**YOUR ASSIGNMENT**
Only the pictures are to be left out; write out the rest of the data exactly.

Dataset rows for apps and sites:
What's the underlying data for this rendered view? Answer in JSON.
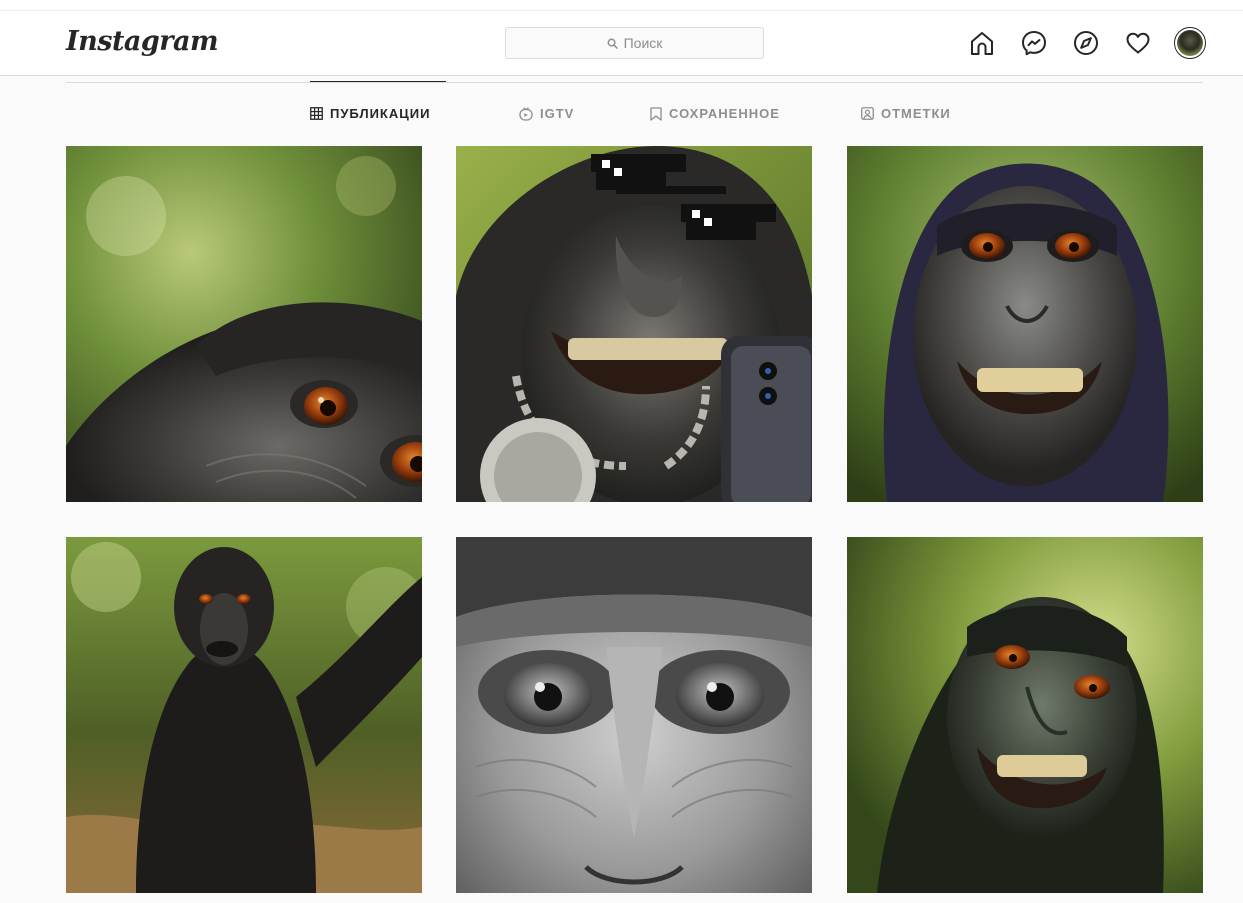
{
  "header": {
    "logo_text": "Instagram",
    "search_placeholder": "Поиск",
    "icons": [
      "home-icon",
      "messenger-icon",
      "explore-icon",
      "activity-heart-icon",
      "profile-avatar"
    ]
  },
  "tabs": [
    {
      "label": "ПУБЛИКАЦИИ",
      "icon": "grid-icon",
      "active": true
    },
    {
      "label": "IGTV",
      "icon": "igtv-icon",
      "active": false
    },
    {
      "label": "СОХРАНЕННОЕ",
      "icon": "bookmark-icon",
      "active": false
    },
    {
      "label": "ОТМЕТКИ",
      "icon": "tagged-icon",
      "active": false
    }
  ],
  "posts": [
    {
      "subject": "macaque close-up eyes, green jungle"
    },
    {
      "subject": "macaque with pixel sunglasses, chain and smartphone"
    },
    {
      "subject": "macaque grinning, jungle background"
    },
    {
      "subject": "macaque full body selfie, forest floor"
    },
    {
      "subject": "macaque eyes close-up, black and white"
    },
    {
      "subject": "macaque smiling, sunlit foliage"
    }
  ],
  "colors": {
    "background": "#fafafa",
    "text": "#262626",
    "muted": "#8e8e8e",
    "border": "#dbdbdb"
  }
}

**EXERCISE OUTPUT**
What's the underlying data for this rendered view? Answer in JSON.
{
  "header": {
    "logo_text": "Instagram",
    "search_placeholder": "Поиск",
    "icons": [
      "home-icon",
      "messenger-icon",
      "explore-icon",
      "activity-heart-icon",
      "profile-avatar"
    ]
  },
  "tabs": [
    {
      "label": "ПУБЛИКАЦИИ",
      "icon": "grid-icon",
      "active": true
    },
    {
      "label": "IGTV",
      "icon": "igtv-icon",
      "active": false
    },
    {
      "label": "СОХРАНЕННОЕ",
      "icon": "bookmark-icon",
      "active": false
    },
    {
      "label": "ОТМЕТКИ",
      "icon": "tagged-icon",
      "active": false
    }
  ],
  "posts": [
    {
      "subject": "macaque close-up eyes, green jungle"
    },
    {
      "subject": "macaque with pixel sunglasses, chain and smartphone"
    },
    {
      "subject": "macaque grinning, jungle background"
    },
    {
      "subject": "macaque full body selfie, forest floor"
    },
    {
      "subject": "macaque eyes close-up, black and white"
    },
    {
      "subject": "macaque smiling, sunlit foliage"
    }
  ],
  "colors": {
    "background": "#fafafa",
    "text": "#262626",
    "muted": "#8e8e8e",
    "border": "#dbdbdb"
  }
}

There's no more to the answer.